▶ YOUR INSTRUCTIONS: Restate word for word all of the lines below, with each image left out.

=== Section Start ===

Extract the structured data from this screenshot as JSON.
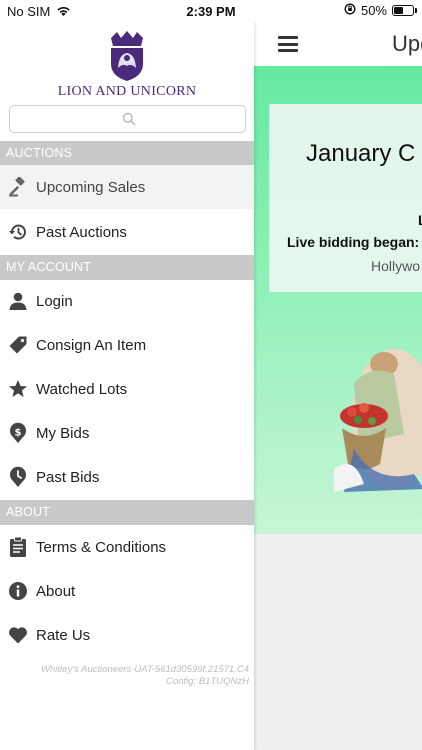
{
  "status_bar": {
    "carrier": "No SIM",
    "time": "2:39 PM",
    "battery_percent": "50%",
    "battery_level": 0.5
  },
  "main": {
    "title": "Upc",
    "card": {
      "title": "January C",
      "line1": "L",
      "line2": "Live bidding began: ",
      "line3": "Hollywo"
    }
  },
  "drawer": {
    "logo_text": "LION AND UNICORN",
    "search": {
      "placeholder": ""
    },
    "sections": [
      {
        "title": "AUCTIONS"
      },
      {
        "title": "MY ACCOUNT"
      },
      {
        "title": "ABOUT"
      }
    ],
    "auctions": [
      {
        "label": "Upcoming Sales",
        "icon": "gavel-icon",
        "active": true
      },
      {
        "label": "Past Auctions",
        "icon": "history-icon"
      }
    ],
    "account": [
      {
        "label": "Login",
        "icon": "user-icon"
      },
      {
        "label": "Consign An Item",
        "icon": "tag-icon"
      },
      {
        "label": "Watched Lots",
        "icon": "star-icon"
      },
      {
        "label": "My Bids",
        "icon": "dollar-pin-icon"
      },
      {
        "label": "Past Bids",
        "icon": "clock-pin-icon"
      }
    ],
    "about": [
      {
        "label": "Terms & Conditions",
        "icon": "clipboard-icon"
      },
      {
        "label": "About",
        "icon": "info-icon"
      },
      {
        "label": "Rate Us",
        "icon": "heart-icon"
      }
    ],
    "version_line1": "Whitley's Auctioneers-UAT-561d30599f.21571.C4",
    "version_line2": "Config: B1TUQNzH"
  },
  "colors": {
    "brand_purple": "#4a2a7a",
    "section_gray": "#c9c9c9",
    "hero_green": "#64eaa0"
  }
}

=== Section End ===

▶ YOUR RESPONSE:
Extract the structured data from this screenshot as JSON.
{
  "status_bar": {
    "carrier": "No SIM",
    "time": "2:39 PM",
    "battery_percent": "50%",
    "battery_level": 0.5
  },
  "main": {
    "title": "Upc",
    "card": {
      "title": "January C",
      "line1": "L",
      "line2": "Live bidding began: ",
      "line3": "Hollywo"
    }
  },
  "drawer": {
    "logo_text": "LION AND UNICORN",
    "search": {
      "placeholder": ""
    },
    "sections": [
      {
        "title": "AUCTIONS"
      },
      {
        "title": "MY ACCOUNT"
      },
      {
        "title": "ABOUT"
      }
    ],
    "auctions": [
      {
        "label": "Upcoming Sales",
        "icon": "gavel-icon",
        "active": true
      },
      {
        "label": "Past Auctions",
        "icon": "history-icon"
      }
    ],
    "account": [
      {
        "label": "Login",
        "icon": "user-icon"
      },
      {
        "label": "Consign An Item",
        "icon": "tag-icon"
      },
      {
        "label": "Watched Lots",
        "icon": "star-icon"
      },
      {
        "label": "My Bids",
        "icon": "dollar-pin-icon"
      },
      {
        "label": "Past Bids",
        "icon": "clock-pin-icon"
      }
    ],
    "about": [
      {
        "label": "Terms & Conditions",
        "icon": "clipboard-icon"
      },
      {
        "label": "About",
        "icon": "info-icon"
      },
      {
        "label": "Rate Us",
        "icon": "heart-icon"
      }
    ],
    "version_line1": "Whitley's Auctioneers-UAT-561d30599f.21571.C4",
    "version_line2": "Config: B1TUQNzH"
  },
  "colors": {
    "brand_purple": "#4a2a7a",
    "section_gray": "#c9c9c9",
    "hero_green": "#64eaa0"
  }
}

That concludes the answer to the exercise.